Nick McClary column: Ahchoo! Vitamin C not a cure for the common cold – South Strand news
Over the past few columns, I’ve discussed some of the issues and the scientific evidence regarding supplements.
We covered the lack of regulation from the Food and Drug Administration in regard to testing for safety and effectiveness. And we also covered the current scientific evidence on multivitamins, which is that there isn’t good evidence on their use for the prevention of disease. A decrease in certain types of cancers among male physicians who took a multivitamin has been shown, but applying these results to all populations gets a little hairier.
Before we go too much further, though, always follow supplement prescriptions from your medical doctor. Although evidence for multivitamin use may be conflicting and inconclusive currently, a legitimate deficiency or need to supplement can occur. Examples can include a vitamin D deficiency, iron supplementation for anemia or folic acid supplementation while trying to become pregnant. There are specific populations and segments that can benefit largely from supplements. However, there are so many individual cases, it’s impossible to cover them all. So just follow the recommendations of your medical doctor when applicable.
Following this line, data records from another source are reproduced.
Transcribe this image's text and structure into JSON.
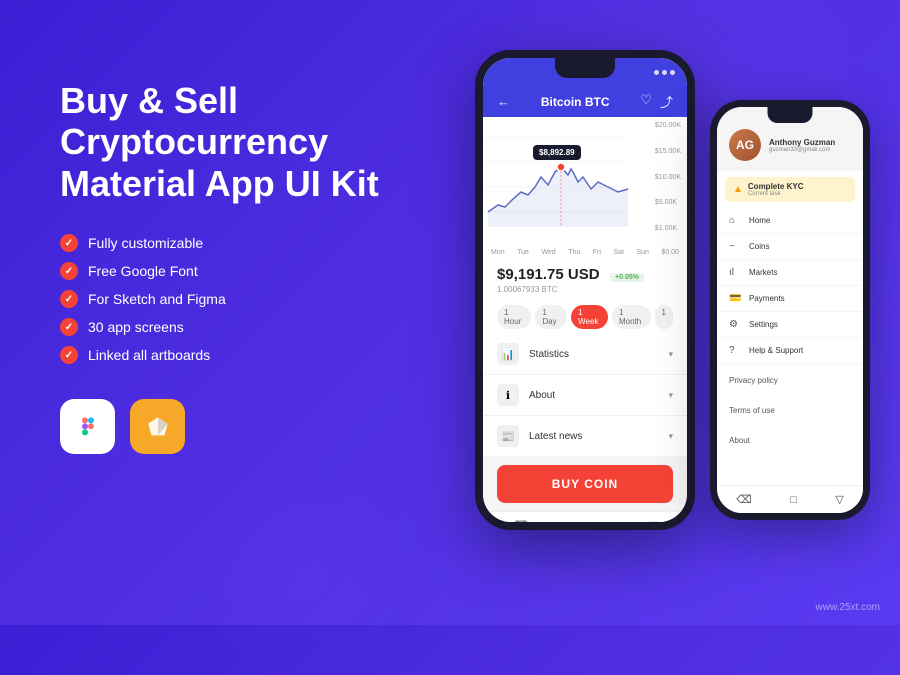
{
  "background": "#4040e0",
  "title": {
    "line1": "Buy & Sell",
    "line2": "Cryptocurrency",
    "line3": "Material App UI Kit"
  },
  "features": [
    "Fully customizable",
    "Free Google Font",
    "For Sketch and Figma",
    "30 app screens",
    "Linked all artboards"
  ],
  "tools": [
    {
      "name": "Figma",
      "label": "F"
    },
    {
      "name": "Sketch",
      "label": "S"
    }
  ],
  "main_phone": {
    "coin": "Bitcoin BTC",
    "price": "$9,191.75 USD",
    "change": "+0.05%",
    "btc_amount": "1.00067933 BTC",
    "price_tooltip": "$8,892.89",
    "chart_y_labels": [
      "$20.00K",
      "$15.00K",
      "$10.00K",
      "$5.00K",
      "$1.00K"
    ],
    "chart_x_labels": [
      "Mon",
      "Tue",
      "Wed",
      "Thu",
      "Fri",
      "Sat",
      "Sun",
      "$0.00"
    ],
    "time_tabs": [
      "1 Hour",
      "1 Day",
      "1 Week",
      "1 Month",
      "1"
    ],
    "active_tab": "1 Week",
    "menu_items": [
      {
        "icon": "📊",
        "label": "Statistics"
      },
      {
        "icon": "ℹ",
        "label": "About"
      },
      {
        "icon": "📰",
        "label": "Latest news"
      }
    ],
    "buy_button": "BUY COIN"
  },
  "secondary_phone": {
    "user_name": "Anthony Guzman",
    "user_email": "guzman33@gmail.com",
    "kyc_title": "Complete KYC",
    "kyc_subtitle": "Current task",
    "nav_items": [
      {
        "icon": "⌂",
        "label": "Home"
      },
      {
        "icon": "◦",
        "label": "Coins"
      },
      {
        "icon": "ıl",
        "label": "Markets"
      },
      {
        "icon": "💳",
        "label": "Payments"
      },
      {
        "icon": "⚙",
        "label": "Settings"
      },
      {
        "icon": "?",
        "label": "Help & Support"
      }
    ],
    "text_items": [
      "Privacy policy",
      "Terms of use",
      "About"
    ]
  },
  "watermark": "www.25xt.com"
}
Since we’ve covered multivitamins, perhaps the most commonly used supplement, let’s take a look at perhaps the second most commonly used supplement: vitamin C. Specifically, I want to review some evidence regarding vitamin C and something nearly every deals with every year: the common cold.
Vitamin C could be seen as the start the dietary supplement explosion that has resulted in the $30 billion per year industry it is today. Back in 1970, Linus Pauling, a chemist and two-time Nobel Prize winner, declared that high doses of vitamin C every day could stave off the common cold. For almost two decades, he evangelized that claim and went to his death bed claiming that his high doses of vitamin C delayed his onset of prostate cancer. I think it’s reasonable to say that he was effective in promoting the claim as if you were to ask just about anyone off the street what vitamin they should take for the common cold, I believe most would say vitamin C.
But does vitamin C actually cure the common cold? Well, let’s take a look at the scientific evidence.
Thankfully, the Cochrane Collaboration has already reviewed the evidence regarding vitamin C and the common cold for us. For those who aren’t familiar with the Cochrane Collaboration, it publishes systematic reviews that are widely and internationally recognized as the highest standard in evidence-based health care resources. It was a name I became very familiar with in physical therapy school when learning about evidence-based practice.
In 2013, Cochrane published a systematic review titled “Vitamin C for Preventing and Treating the Common Cold.” It reviewed all relevant studies regarding vitamin C and the common cold as far back as the year 1966.
Unfortunately, the results weren’t outstanding for vitamin C.
The studies found that vitamin C supplementation does not reduce the incidence of colds in the general population. They did find, however, that regular supplementation seemed to reduce the duration of colds. But this wasn’t replicated in therapeutic trials. This means that if you’re taking vitamin C regularly, you’ll likely experience the common cold the same number of times as if you weren’t. However, if you are taking it regularly, your symptoms may be shortened compared to if you were not taking vitamin C. Taking vitamin C after the onset of a cold, however, doesn’t appear to shorten the duration of the cold.
That’s the conclusion, at least for now, on vitamin C for the common cold. As in many cases, further study into the subject is warranted and in the future with enough studies showing a positive effect, the recommendation could change. The authors of the review, however, do go so far as to recommend that due to its low cost and safety, it might be worthwhile to test out on an individual basis whether taking vitamin C is beneficial for your common cold.
(Nick McClary earned his doctor of physical therapy from University of Tennessee. He is also a certified strength and conditioning specialist. He was born in Georgetown and lives and works in Pawleys Island. Send him your health and fitness questions at: nmcclaryDPT@gmail.com.)